    Moderator littlehud's Avatar
    Join Date
    Nov 2007
    Location
    SW Iowa
    Posts
    32,964
    Pin, pin, pin. You all are sooooo right. I tried using less pins on the first quilt I made and learned the hard way it doesn't work. I also like thinner batting. My quilts are still warm. I just spent a good portion of my day pinning a quilt. It may have taken awhile but will save me time in the long run. Keep working on it, it will get better.

  7. #7
    Power Poster sewnsewer2's Avatar
    Join Date
    May 2008
    Location
    FL
    Posts
    15,984
    I tape my back to the floor, then spray the batting (I use warm & natural) and then lay the batting down and tape it too, then spray it and lay my top down and pin, pin, pin. I get excellent results that way.

  8. #8
    Power Poster
    Join Date
    May 2008
    Location
    MN
    Posts
    15,211
    I have a problem being on my knees - I can still get up off the floor but it is NOT a pretty sight!

    Anyway. I have a fairly large table and line up the backing on that. Then I weight the sides of the backing that hang over the edges.

    I fold over the edge of the backing and pin it - and then put a yardstick or curtain rod or PVC pipe into the "pocket" that I made and that helps keep the backing from rumpling or wrinkling when I put the batting/wadding and top over it.

    It just adds enough tension to keep it from wadding up on the back. That happened to me a couple of times and I did not enjoy the unpinning and repinning process. It was hard on the fingers.

    I also tape the ends that are on the table to help keep it from shifting.

  9. #9
    Power Poster
    Join Date
    May 2008
    Location
    MN
    Posts
    15,211
    The original question - was the wadding too thick?

    I think many first time quilters use filling that is too thick. I'm not sure why.

    Some of the very old quilts are extremely thin - it seems to be only about the thickness of another layer of cloth.

    But one does learn as one goes.

    Have you thought about tying it? That seems to usually work with the really thick battings.

  10. #10
    Moderator littlehud's Avatar
    Join Date
    Nov 2007
    Location
    SW Iowa
    Posts
    32,964
    I know what you mean about your knees. Crawling around on my floor is bad enough, but getting up is near impossible. I have started to use my Flynn quilt frame to pin my quilts. I roll them up on it and pin a section, then roll a little further and pin again. It keeps my quilt and batting tight and is a breeze to do. I can do a big quilt on my dinning room table.
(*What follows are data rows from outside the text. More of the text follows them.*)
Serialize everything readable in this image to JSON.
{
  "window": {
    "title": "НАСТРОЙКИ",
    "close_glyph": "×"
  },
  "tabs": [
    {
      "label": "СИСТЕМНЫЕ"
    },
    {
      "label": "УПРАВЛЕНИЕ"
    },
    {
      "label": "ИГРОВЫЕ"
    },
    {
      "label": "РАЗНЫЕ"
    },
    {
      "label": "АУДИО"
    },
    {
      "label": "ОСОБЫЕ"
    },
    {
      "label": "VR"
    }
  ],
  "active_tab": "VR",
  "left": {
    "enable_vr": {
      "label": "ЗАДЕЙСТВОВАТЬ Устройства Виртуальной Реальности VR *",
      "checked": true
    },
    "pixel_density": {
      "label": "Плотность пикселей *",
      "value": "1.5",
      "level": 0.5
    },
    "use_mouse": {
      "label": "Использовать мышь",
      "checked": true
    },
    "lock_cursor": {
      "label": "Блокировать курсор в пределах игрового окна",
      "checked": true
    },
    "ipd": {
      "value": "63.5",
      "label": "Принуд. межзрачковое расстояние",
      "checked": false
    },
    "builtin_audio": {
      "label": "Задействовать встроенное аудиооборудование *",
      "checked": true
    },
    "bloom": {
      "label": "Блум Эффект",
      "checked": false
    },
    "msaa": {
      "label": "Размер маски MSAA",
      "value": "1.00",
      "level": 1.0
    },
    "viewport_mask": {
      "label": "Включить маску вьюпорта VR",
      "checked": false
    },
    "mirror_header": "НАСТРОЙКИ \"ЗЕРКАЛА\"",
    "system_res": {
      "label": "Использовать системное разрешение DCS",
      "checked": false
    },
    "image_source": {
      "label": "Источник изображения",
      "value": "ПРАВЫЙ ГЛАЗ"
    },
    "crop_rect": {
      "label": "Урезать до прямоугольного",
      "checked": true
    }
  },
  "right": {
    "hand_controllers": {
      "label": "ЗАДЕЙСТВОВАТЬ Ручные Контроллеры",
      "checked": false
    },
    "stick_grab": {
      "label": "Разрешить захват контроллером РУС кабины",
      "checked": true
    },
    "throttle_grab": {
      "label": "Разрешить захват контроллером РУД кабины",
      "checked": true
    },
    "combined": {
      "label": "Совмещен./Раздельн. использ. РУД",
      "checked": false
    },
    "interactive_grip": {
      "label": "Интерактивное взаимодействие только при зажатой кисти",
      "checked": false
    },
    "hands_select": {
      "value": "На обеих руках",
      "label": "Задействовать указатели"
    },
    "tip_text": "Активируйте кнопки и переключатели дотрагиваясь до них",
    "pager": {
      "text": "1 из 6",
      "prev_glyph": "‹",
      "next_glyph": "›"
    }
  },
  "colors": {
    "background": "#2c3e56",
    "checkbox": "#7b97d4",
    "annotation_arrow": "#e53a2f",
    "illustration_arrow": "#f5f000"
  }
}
I don't like the frame for quilting large quilts, Too hard to move so I'm glad I found another use for it.

Page 1 of 2 1 2 LastLast

Posting Permissions

  • You may not post new threads
  • You may not post replies
  • You may not post attachments
  • You may not edit your posts
  •  

SEO by vBSEO ©2011, Crawlability, Inc.